The impact of oversized financial sectors on fertility rates and how the sector has become an obstacle to non-financial business was explored by leading international experts at a symposium in TCD today.
Hosted by TCD’s Institute for International Integration Studies, the ‘Financialisation of Society’ symposium brought together leading authorities on the topic of the growth in the financialisation of societies from a mix of disciplinary perspectives. It took place in Trinity Long Room Hub, the Arts and Humanities Research Institute of TCD.
Speaking at the symposium, Dr Louis Brennan, director of Trinity’s Institute for International Integration Studies, commented: “The last 30 years has seen the dramatic growth of the financial sectors in much of the Anglo-Saxon world. While seen by some as a source of economic growth and dynamism, it has more recently raised concerns with evidence emerging that excessive growth in the financial sector can have a negative impact on economic growth. It is also an important factor in in the growth of income inequality and instability. Given the role that the financial sector has played in Ireland’s recent history, it is particularly instructive to have the perspectives of renowned international authorities on the sector.”
Among the speakers at the symposium was Professor Herman Schwartz from University of Virginia who explored how the financialisation of housing finance and pension systems has depresses young couples’ ability to form households and as a result has also depressed fertility rates.
In his presentation ‘Babies, Bonds and Buildings: Did Financialization Affect Fertility Rates?’, Professor Schwartz explained: “Many rich OECD countries now have fertility rates well below the replacement rate. Most attention on fertility rates looks – correctly – at work-life balance issues, but the relationship between housing finance and pension systems also affects the availability and affordability of housing.
“Liquid but segmented housing finance systems funding debt-financed owner occupied or rental housing created cheap housing, and thus earlier household formation. Earlier household formation enabled higher fertility rates, because couples that start having children earlier tend to have more children. However, the deregulation and de-segmentation of housing finance has turned houses – via mortgages – into assets. This combined with rising income inequality to produce continuous upward pressure on housing prices relative to income. Even in the relatively more liquid housing finance systems, rising house prices made it more and more difficult for young couples to afford housing. This has contributed to downward pressure on fertility.”

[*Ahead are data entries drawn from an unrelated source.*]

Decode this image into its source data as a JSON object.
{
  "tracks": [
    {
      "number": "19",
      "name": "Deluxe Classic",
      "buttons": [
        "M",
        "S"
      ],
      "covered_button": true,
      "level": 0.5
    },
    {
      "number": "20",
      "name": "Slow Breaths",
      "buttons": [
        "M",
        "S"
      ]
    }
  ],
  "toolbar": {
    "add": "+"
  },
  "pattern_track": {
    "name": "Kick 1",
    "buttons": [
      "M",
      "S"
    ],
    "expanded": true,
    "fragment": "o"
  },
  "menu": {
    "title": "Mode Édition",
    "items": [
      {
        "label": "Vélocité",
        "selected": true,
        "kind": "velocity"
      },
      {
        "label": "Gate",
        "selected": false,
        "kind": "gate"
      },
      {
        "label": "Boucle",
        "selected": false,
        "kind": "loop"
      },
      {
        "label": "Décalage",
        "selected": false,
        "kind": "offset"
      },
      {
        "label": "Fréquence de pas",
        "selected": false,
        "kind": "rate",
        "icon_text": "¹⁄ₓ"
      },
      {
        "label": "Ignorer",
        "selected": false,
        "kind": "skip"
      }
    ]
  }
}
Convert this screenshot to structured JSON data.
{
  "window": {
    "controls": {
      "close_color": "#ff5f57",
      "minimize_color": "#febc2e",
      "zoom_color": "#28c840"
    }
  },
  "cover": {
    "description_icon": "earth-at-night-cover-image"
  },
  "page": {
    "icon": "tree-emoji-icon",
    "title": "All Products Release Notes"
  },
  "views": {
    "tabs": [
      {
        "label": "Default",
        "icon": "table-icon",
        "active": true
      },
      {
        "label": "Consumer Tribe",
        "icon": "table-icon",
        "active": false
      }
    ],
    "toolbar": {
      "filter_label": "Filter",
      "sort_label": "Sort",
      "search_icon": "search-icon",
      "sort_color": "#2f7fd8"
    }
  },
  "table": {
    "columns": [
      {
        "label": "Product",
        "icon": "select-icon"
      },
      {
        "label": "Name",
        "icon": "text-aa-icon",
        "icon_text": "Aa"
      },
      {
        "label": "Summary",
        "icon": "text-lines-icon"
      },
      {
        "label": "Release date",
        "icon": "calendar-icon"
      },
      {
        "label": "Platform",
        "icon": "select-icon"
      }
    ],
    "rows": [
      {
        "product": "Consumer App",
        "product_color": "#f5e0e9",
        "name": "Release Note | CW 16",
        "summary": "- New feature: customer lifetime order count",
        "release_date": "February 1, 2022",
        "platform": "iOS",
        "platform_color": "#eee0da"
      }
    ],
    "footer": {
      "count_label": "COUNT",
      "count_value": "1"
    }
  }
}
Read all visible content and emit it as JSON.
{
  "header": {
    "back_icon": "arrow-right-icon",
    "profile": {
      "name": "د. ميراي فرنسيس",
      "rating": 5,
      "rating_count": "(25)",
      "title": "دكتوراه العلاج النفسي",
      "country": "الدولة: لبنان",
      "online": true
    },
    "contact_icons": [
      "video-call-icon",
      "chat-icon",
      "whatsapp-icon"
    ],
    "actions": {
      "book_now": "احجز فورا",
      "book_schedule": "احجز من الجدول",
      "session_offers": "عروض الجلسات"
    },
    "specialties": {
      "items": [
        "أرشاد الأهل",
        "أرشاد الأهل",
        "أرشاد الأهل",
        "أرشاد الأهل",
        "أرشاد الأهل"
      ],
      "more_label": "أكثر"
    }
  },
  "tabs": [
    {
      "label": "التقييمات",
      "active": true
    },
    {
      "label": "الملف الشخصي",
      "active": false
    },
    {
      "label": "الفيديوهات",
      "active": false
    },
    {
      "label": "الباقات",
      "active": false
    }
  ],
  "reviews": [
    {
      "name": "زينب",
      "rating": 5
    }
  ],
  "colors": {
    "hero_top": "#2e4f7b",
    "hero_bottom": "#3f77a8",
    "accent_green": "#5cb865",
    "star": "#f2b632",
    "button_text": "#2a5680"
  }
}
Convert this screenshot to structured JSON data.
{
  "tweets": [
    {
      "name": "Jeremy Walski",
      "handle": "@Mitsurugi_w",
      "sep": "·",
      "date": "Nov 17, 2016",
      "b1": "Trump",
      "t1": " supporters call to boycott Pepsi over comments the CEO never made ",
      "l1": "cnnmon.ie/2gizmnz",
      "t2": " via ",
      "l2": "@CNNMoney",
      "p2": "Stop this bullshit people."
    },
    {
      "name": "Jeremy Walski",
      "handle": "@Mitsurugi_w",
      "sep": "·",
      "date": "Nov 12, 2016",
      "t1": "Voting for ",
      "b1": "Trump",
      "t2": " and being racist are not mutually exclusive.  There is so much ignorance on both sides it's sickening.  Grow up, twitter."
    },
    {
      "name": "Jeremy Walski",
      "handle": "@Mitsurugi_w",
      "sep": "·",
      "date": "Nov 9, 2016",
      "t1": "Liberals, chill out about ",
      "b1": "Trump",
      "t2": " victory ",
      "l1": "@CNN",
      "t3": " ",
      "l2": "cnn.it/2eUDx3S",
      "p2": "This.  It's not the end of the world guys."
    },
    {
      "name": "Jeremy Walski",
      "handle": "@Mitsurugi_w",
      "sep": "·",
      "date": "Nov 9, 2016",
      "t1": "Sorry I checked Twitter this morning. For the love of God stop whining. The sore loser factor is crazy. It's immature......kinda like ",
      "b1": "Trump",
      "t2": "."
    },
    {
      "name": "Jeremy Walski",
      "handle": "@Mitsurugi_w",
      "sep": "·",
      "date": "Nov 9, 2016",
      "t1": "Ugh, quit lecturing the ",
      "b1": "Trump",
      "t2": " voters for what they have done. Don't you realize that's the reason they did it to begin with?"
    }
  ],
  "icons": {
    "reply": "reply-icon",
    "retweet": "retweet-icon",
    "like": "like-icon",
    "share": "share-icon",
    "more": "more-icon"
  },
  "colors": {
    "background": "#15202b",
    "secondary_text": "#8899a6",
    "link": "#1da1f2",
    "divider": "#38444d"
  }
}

Professor Julie Froud, Manchester Business School, UK presented on how finance has become an obstacle to non-financial business. Her paper introduced the idea of the point-value-complex to explain how finance has become both unsafe and an obstacle to non-financial business. “The position of finance in present day capitalism is underpinned by both sovereign power, as government sponsors and protects finance, and by capillary power as omni-finance pervades much of the rest of the economy, again with the active promotion of government. The apparent success of finance becomes a problem elsewhere in the economy because the measure of success and the basis for financial calculation, including critical decisions about when and how to cash out are structured by consideration of point value,” explained Professor Froud.
European dimensions of ongoing financialisation were explored by Professor Hans-Jürgen Bieling, from Karls University of Tubingen. His presentation focused on the extent to which recent European crisis management had an impact on the growth of financial sectors within the EU.